Maternity Care Deserts Are A Problem For All Of Us.
Having good quality and on-time health care services can help women have healthier pregnancies and babies. Through health checkups, a provider can spot health conditions and treat them before they become serious. Women who live in maternity care deserts may be at higher risk of having serious health complications and even death. A maternity care desert is an area where there are not enough hospitals, health care providers or health care services for pregnant and postpartum women. Babies who are born prematurely or with special health conditions are particularly vulnerable.
This March of Dimes report card provides data on preterm birth and factors impacting the health of moms and babies.
2021 March of Dimes Report Card©March of Dimes Inc. 2021
PRETERM BIRTH RATE RANGE
|A||Preterm birth rate less than or equal to 7.7%|
|A-||Preterm birth rate of 7.8% to 8.1%|
|B+||Preterm birth rate of 8.2% to 8.5%|
|B||Preterm birth rate of 8.6% to 8.9%|
|B-||Preterm birth rate of 9.0% to 9.2%|
|C+||Preterm birth rate of 9.3% to 9.6%|
|C||Preterm birth rate of 9.7% to 10.0%|
|C-||Preterm birth rate of 10.1% to 10.3%|
|D+||Preterm birth rate of 10.4% to 10.7%|
|D||Preterm birth rate of 10.8% to 11.1%|
|D-||Preterm birth rate of 11.2% to 11.4%|
|F||Preterm birth rate greater than or equal to 11.5%|
Source: Preterm birth rates are from the National Center for Health Statistics, 2018 final natality data. Grades assigned by March of Dimes Perinatal Data Center.
Download the full March of Dimes 2021 Report Card and Policy Actions book or visit the March of Dimes website for more information
Policymakers all around the United States recognize the importance of the Better Starts For All initiative to address this national health crisis. We are working with officials in Southest Ohio, Washington, D.C., and across the country to address access to maternity care.
A National Health Crisis
Access to Maternity Care

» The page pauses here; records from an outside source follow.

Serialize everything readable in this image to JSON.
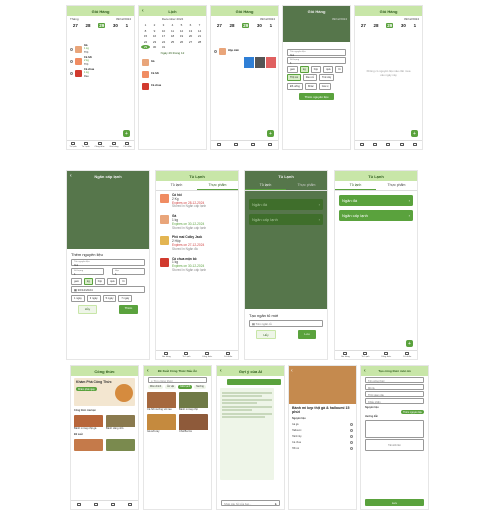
{
  "s1": {
    "title": "Giỏ Hàng",
    "week_label": "Tháng",
    "date": "09/12/2024",
    "days": [
      "27",
      "28",
      "29",
      "30",
      "1"
    ],
    "items": [
      {
        "name": "Gà",
        "qty": "1 kg",
        "note": "Thịt"
      },
      {
        "name": "Cá hồi",
        "qty": "2 kg",
        "note": "Thịt"
      },
      {
        "name": "Cà chua",
        "qty": "1 kg",
        "note": "Rau"
      }
    ],
    "nav": [
      "Tủ lạnh",
      "Tủ Lạnh",
      "Công thức",
      "Giỏ hàng",
      "Cá nhân"
    ],
    "fab": "+"
  },
  "s2": {
    "title": "Lịch",
    "month": "December 2024",
    "cal_days": [
      "1",
      "2",
      "3",
      "4",
      "5",
      "6",
      "7",
      "8",
      "9",
      "10",
      "11",
      "12",
      "13",
      "14",
      "15",
      "16",
      "17",
      "18",
      "19",
      "20",
      "21",
      "22",
      "23",
      "24",
      "25",
      "26",
      "27",
      "28",
      "29",
      "30",
      "31"
    ],
    "selected": "29",
    "sub": "Ngày 29 tháng 12",
    "items": [
      {
        "name": "Gà"
      },
      {
        "name": "Cá hồi"
      },
      {
        "name": "Cà chua"
      }
    ]
  },
  "s3": {
    "title": "Giỏ Hàng",
    "date": "09/12/2024",
    "days": [
      "27",
      "28",
      "29",
      "30",
      "1"
    ],
    "row_label": "Hộp cảm",
    "options": [
      "Hủy",
      "Sửa",
      "Xóa"
    ]
  },
  "s4": {
    "title": "Giỏ Hàng",
    "date": "09/12/2024",
    "fields": [
      {
        "label": "Tên nguyên liệu",
        "value": "Gà"
      },
      {
        "label": "Số lượng",
        "value": "1"
      }
    ],
    "units": [
      "gam",
      "kg",
      "hộp",
      "quả",
      "lít"
    ],
    "tags": [
      "Thịt cá",
      "Rau củ",
      "Trái cây",
      "Đồ uống",
      "Khác",
      "Gia vị"
    ],
    "submit": "Thêm nguyên liệu"
  },
  "s5": {
    "title": "Giỏ Hàng",
    "date": "09/12/2024",
    "days": [
      "27",
      "28",
      "29",
      "30",
      "1"
    ],
    "empty": "Không có nguyên liệu nào cần mua vào ngày này"
  },
  "m1": {
    "title": "Ngăn cấp lạnh",
    "sheet_title": "Thêm nguyên liệu",
    "name_label": "Tên nguyên liệu",
    "name_value": "Gà",
    "qty_label": "Số lượng",
    "qty_value": "1",
    "exp_label": "Hạn",
    "exp_value": "1",
    "units": [
      "gam",
      "kg",
      "hộp",
      "quả",
      "lít"
    ],
    "date": "30/12/2024",
    "quick": [
      "1 ngày",
      "3 ngày",
      "5 ngày",
      "7 ngày"
    ],
    "cancel": "Hủy",
    "ok": "Thêm"
  },
  "m2": {
    "title": "Tủ Lạnh",
    "tabs": [
      "Tủ lạnh",
      "Thực phẩm"
    ],
    "foods": [
      {
        "name": "Cá hồi",
        "qty": "2 Kg",
        "exp": "Expires on 28-12-2024",
        "loc": "Stored in Ngăn cấp lạnh"
      },
      {
        "name": "Gà",
        "qty": "1 kg",
        "exp": "Expires on 30-12-2024",
        "loc": "Stored in Ngăn cấp lạnh"
      },
      {
        "name": "Phô mai Colby Jack",
        "qty": "2 Hộp",
        "exp": "Expires on 27-12-2024",
        "loc": "Stored in Ngăn đá"
      },
      {
        "name": "Cà chua mận bỏ",
        "qty": "1 kg",
        "exp": "Expires on 30-12-2024",
        "loc": "Stored in Ngăn cấp lạnh"
      }
    ],
    "nav": [
      "Giỏ hàng",
      "Tủ Lạnh",
      "Công thức",
      "Cá nhân"
    ]
  },
  "m3": {
    "title": "Tủ Lạnh",
    "tabs": [
      "Tủ lạnh",
      "Thực phẩm"
    ],
    "cards": [
      "Ngăn đá",
      "Ngăn cấp lạnh"
    ],
    "sheet_title": "Tạo ngăn tủ mới",
    "name_placeholder": "Tên ngăn tủ",
    "cancel": "Hủy",
    "ok": "Lưu"
  },
  "m4": {
    "title": "Tủ Lạnh",
    "tabs": [
      "Tủ lạnh",
      "Thực phẩm"
    ],
    "cards": [
      "Ngăn đá",
      "Ngăn cấp lạnh"
    ],
    "fab": "+",
    "nav": [
      "Giỏ hàng",
      "Tủ Lạnh",
      "Công thức",
      "Cá nhân"
    ]
  },
  "b1": {
    "title": "Công thức",
    "banner": "Khám Phá Công Thức",
    "banner_btn": "Khám phá ngay",
    "section1": "Công thức của bạn",
    "cards": [
      {
        "name": "Bánh mì kẹp thịt gà"
      },
      {
        "name": "Bánh xăng nhỏ"
      }
    ],
    "section2": "Đề xuất"
  },
  "b2": {
    "title": "Đề Xuất Công Thức Nấu Ăn",
    "search": "Tìm công thức",
    "pills": [
      "Món chính",
      "Ăn vặt",
      "Cảm lạnh",
      "Nướng"
    ],
    "cards": [
      {
        "name": "Cá hồi nướng với rau"
      },
      {
        "name": "Bánh mì kẹp thịt"
      },
      {
        "name": "Gà sốt cay"
      },
      {
        "name": "Chả Ba Cá"
      }
    ]
  },
  "b3": {
    "title": "Gợi ý của AI",
    "input_placeholder": "Nhập câu hỏi của bạn..."
  },
  "b4": {
    "title": "Bánh mì kẹp thịt gà & halloumi 15 phút",
    "section": "Nguyên liệu",
    "ingredients": [
      "Gà gà",
      "Halloumi",
      "Hành tây",
      "Cà chua",
      "Hồi cá"
    ]
  },
  "b5": {
    "title": "Tạo công thức món ăn",
    "fields": [
      "Tên công thức",
      "Mô tả",
      "Thời gian nấu",
      "Khẩu phần"
    ],
    "section": "Nguyên liệu",
    "add_btn": "Thêm nguyên liệu",
    "steps": "Hướng dẫn",
    "upload": "Tải ảnh lên",
    "save": "Lưu"
  },
  "colors": {
    "primary": "#5aa23d",
    "header": "#c8e6a8",
    "dark_header": "#56764b"
  }
}
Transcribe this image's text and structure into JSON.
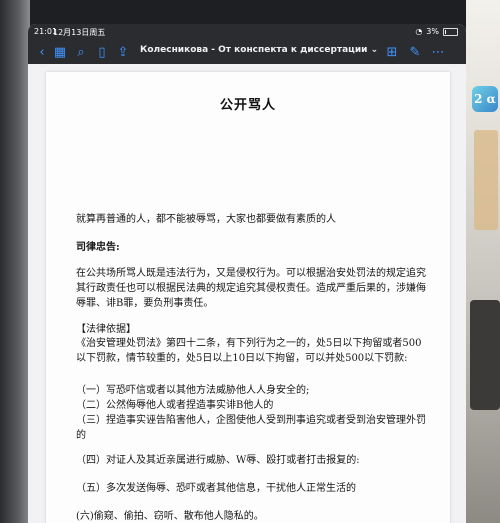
{
  "status_bar": {
    "time": "21:01",
    "date": "12月13日周五",
    "signal": "◔",
    "battery": "3%"
  },
  "toolbar": {
    "title": "Колесникова - От конспекта к диссертации",
    "title_chevron": "⌄",
    "icons": [
      "chevron-left-icon",
      "grid-icon",
      "search-icon",
      "bookmark-icon",
      "share-icon",
      "add-page-icon",
      "annotate-icon",
      "more-icon"
    ]
  },
  "document": {
    "title": "公开骂人",
    "intro": "就算再普通的人，都不能被辱骂，大家也都要做有素质的人",
    "warning_heading": "司律忠告:",
    "warning_text": "在公共场所骂人既是违法行为，又是侵权行为。可以根据治安处罚法的规定追究其行政责任也可以根据民法典的规定追究其侵权责任。造成严重后果的，涉嫌侮辱罪、诽B罪，要负刑事责任。",
    "legal_basis": "【法律依据】",
    "legal_text": "《治安管理处罚法》第四十二条，有下列行为之一的，处5日以下拘留或者500以下罚款，情节较重的，处5日以上10日以下拘留，可以并处500以下罚款:",
    "item1": "（一）写恐吓信或者以其他方法威胁他人人身安全的;",
    "item2": "（二）公然侮辱他人或者捏造事实诽B他人的",
    "item3": "（三）捏造事实诬告陷害他人，企图使他人受到刑事追究或者受到治安管理外罚的",
    "item4": "（四）对证人及其近亲属进行威胁、W辱、殴打或者打击报复的:",
    "item5": "（五）多次发送侮辱、恐吓或者其他信息，干扰他人正常生活的",
    "item6": "(六)偷窥、偷拍、窃听、散布他人隐私的。"
  },
  "background": {
    "icon_text": "2\nα"
  }
}
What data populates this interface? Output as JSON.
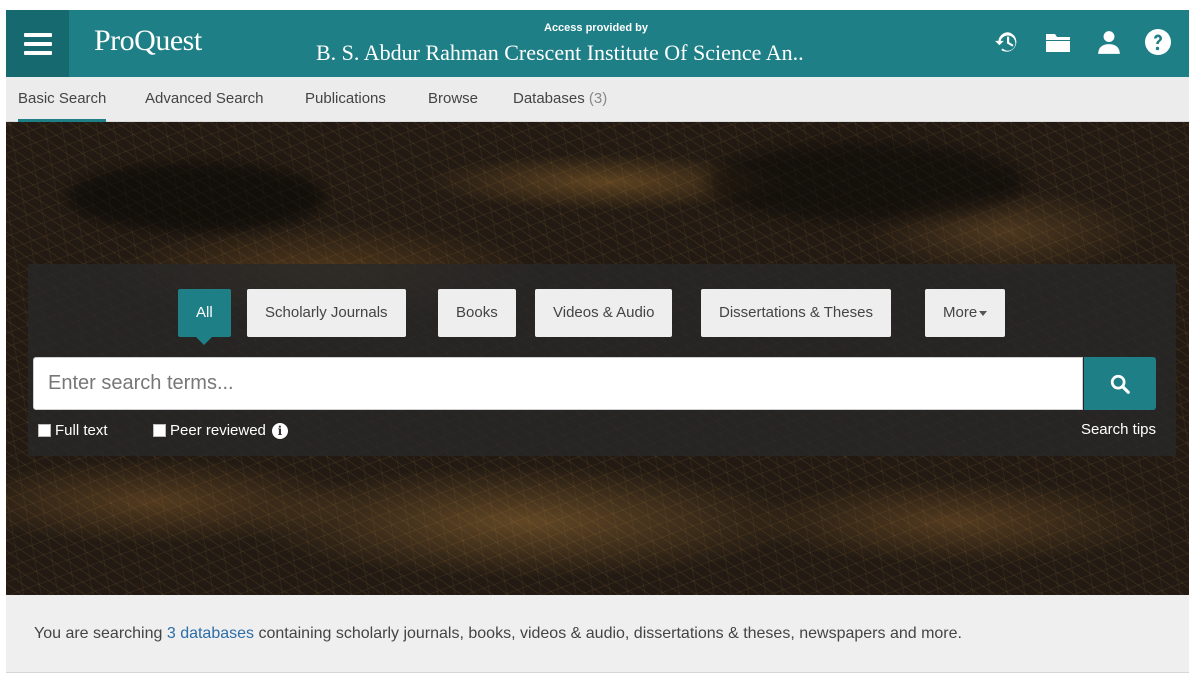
{
  "header": {
    "logo": "ProQuest",
    "access_label": "Access provided by",
    "institution": "B. S. Abdur Rahman Crescent Institute Of Science An..",
    "icons": [
      "menu-icon",
      "history-icon",
      "folder-icon",
      "user-icon",
      "help-icon"
    ]
  },
  "nav": {
    "tabs": [
      {
        "label": "Basic Search"
      },
      {
        "label": "Advanced Search"
      },
      {
        "label": "Publications"
      },
      {
        "label": "Browse"
      },
      {
        "label": "Databases",
        "count": "(3)"
      }
    ],
    "active": "Basic Search"
  },
  "search": {
    "filters": [
      {
        "label": "All"
      },
      {
        "label": "Scholarly Journals"
      },
      {
        "label": "Books"
      },
      {
        "label": "Videos & Audio"
      },
      {
        "label": "Dissertations & Theses"
      },
      {
        "label": "More"
      }
    ],
    "active_filter": "All",
    "placeholder": "Enter search terms...",
    "value": "",
    "full_text_label": "Full text",
    "peer_reviewed_label": "Peer reviewed",
    "info_glyph": "i",
    "tips_label": "Search tips"
  },
  "footer_info": {
    "prefix": "You are searching ",
    "link": "3 databases",
    "suffix": " containing scholarly journals, books, videos & audio, dissertations & theses, newspapers and more."
  },
  "colors": {
    "brand": "#1f7f86",
    "brand_dark": "#16696f",
    "nav_bg": "#ececec",
    "link": "#2d6da8"
  }
}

Babies are born to women living in maternity care deserts-counties with no hospital offering obstetric services and no OB providers
Women live in counties with limited access to care - few hospitals offering obstetric services, OB providers and a high proportion of women without health insurance
Babies are born in counties with limited access to care
Maternal mortality is rising in the U.S. as it declines elsewhere
The causes run deep, rooted in the social, cultural, and economic fabric of our society with unique challenges and needs across different communities.
Together we won't stop until all moms and babies in the U.S.,especially those with the greatest need, have the best start in life.
Join Enfa and March of Dimes as we fight for healthy moms and strong babies.Get Involved
A message from Reckitt and March of Dimes:
March of Dimes’ partnership with Reckitt -- a holding company that includes the brand Enfa, which manufacturers products ranging from child nutritional products to vitamins and baby thermometers - was carefully vetted in accordance with our policy on breastfeeding. Our work together in no way endorses infant formula over breastfeeding under any circumstance. In fact, March of Dimes and Reckitt both support the WHO Code recommendation for exclusive breastfeeding in the first six months of life, and we encourage continued breastfeeding for up to two years and beyond.
March of Dimes and Reckitt are partners on the Better Starts for All campaign, which is a 3-year initiative that will drive support, education, clinical care, and virtualized care to women in at-risk, maternity care desert populations. This work illustrates March of Dimes and Reckitt’s shared commitment to make a fundamental change in U.S. prenatal care and ensure that moms and babies get the best start in life.
Source: Petersen EE, Davis NL, Goodman D, et al. Vital Signs: Pregnancy-Related Deaths, United States, 2011–2015, and Strategies for Prevention, 13 States, 2013–2017. MMWR Morb Mortal Wkly Rep 2019;68:423–429. DOI: http://dx .doi.org/10.15585/mmwr.mm6818e1
Source: Macdorman, M. F., Declercq, E., Cabral, H., & Morton, C. (2016). Recent Increases in the U.S. Maternal Mortality Rate. Obstetrics & Gynecology, 128(3), 447–455. doi: 10.1097/aog.0000000000001556
Source: National Center for Health Statistics, natality data, 2018.
Source: March of Dimes. 2018. Nowhere To Go Report.